TASK PROMPT: Look for "city" in each line of the records, and copy the lines that have it.

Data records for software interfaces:
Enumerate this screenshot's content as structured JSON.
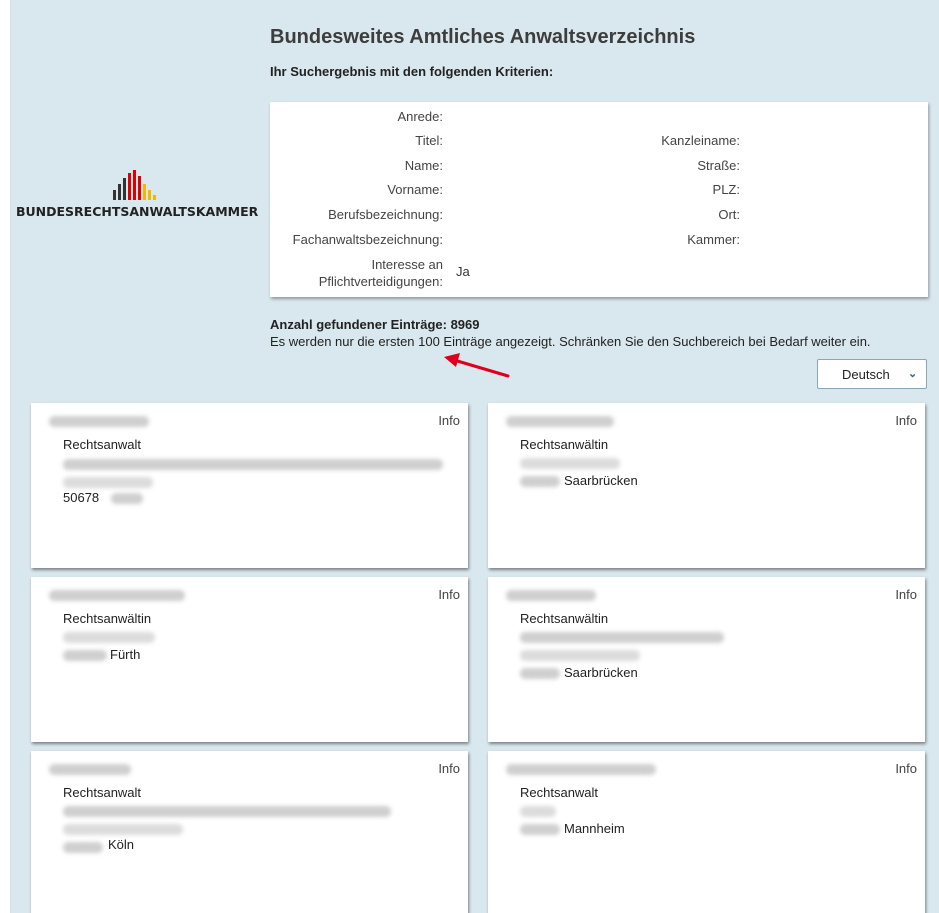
{
  "header": {
    "title": "Bundesweites Amtliches Anwaltsverzeichnis",
    "subtitle": "Ihr Suchergebnis mit den folgenden Kriterien:"
  },
  "logo": {
    "text": "BUNDESRECHTSANWALTSKAMMER"
  },
  "criteria": {
    "left": [
      {
        "label": "Anrede:"
      },
      {
        "label": "Titel:"
      },
      {
        "label": "Name:"
      },
      {
        "label": "Vorname:"
      },
      {
        "label": "Berufsbezeichnung:"
      },
      {
        "label": "Fachanwaltsbezeichnung:"
      },
      {
        "label_line1": "Interesse an",
        "label_line2": "Pflichtverteidigungen:",
        "value": "Ja"
      }
    ],
    "right": [
      {
        "label": "Kanzleiname:"
      },
      {
        "label": "Straße:"
      },
      {
        "label": "PLZ:"
      },
      {
        "label": "Ort:"
      },
      {
        "label": "Kammer:"
      }
    ]
  },
  "results": {
    "count_text": "Anzahl gefundener Einträge: 8969",
    "notice": "Es werden nur die ersten 100 Einträge angezeigt. Schränken Sie den Suchbereich bei Bedarf weiter ein."
  },
  "language": {
    "selected": "Deutsch"
  },
  "cards": [
    {
      "info": "Info",
      "job": "Rechtsanwalt",
      "city": "50678"
    },
    {
      "info": "Info",
      "job": "Rechtsanwältin",
      "city": "Saarbrücken"
    },
    {
      "info": "Info",
      "job": "Rechtsanwältin",
      "city": "Fürth"
    },
    {
      "info": "Info",
      "job": "Rechtsanwältin",
      "city": "Saarbrücken"
    },
    {
      "info": "Info",
      "job": "Rechtsanwalt",
      "city": "Köln"
    },
    {
      "info": "Info",
      "job": "Rechtsanwalt",
      "city": "Mannheim"
    }
  ],
  "colors": {
    "background": "#d9e8ee",
    "arrow": "#e0001b",
    "logo_dark": "#333333",
    "logo_red": "#dd0000",
    "logo_gold": "#ffcc00"
  }
}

EXERCISE OUTPUT:
      "city": "50678"
      "city": "Saarbrücken"
      "city": "Fürth"
      "city": "Saarbrücken"
      "city": "Köln"
      "city": "Mannheim"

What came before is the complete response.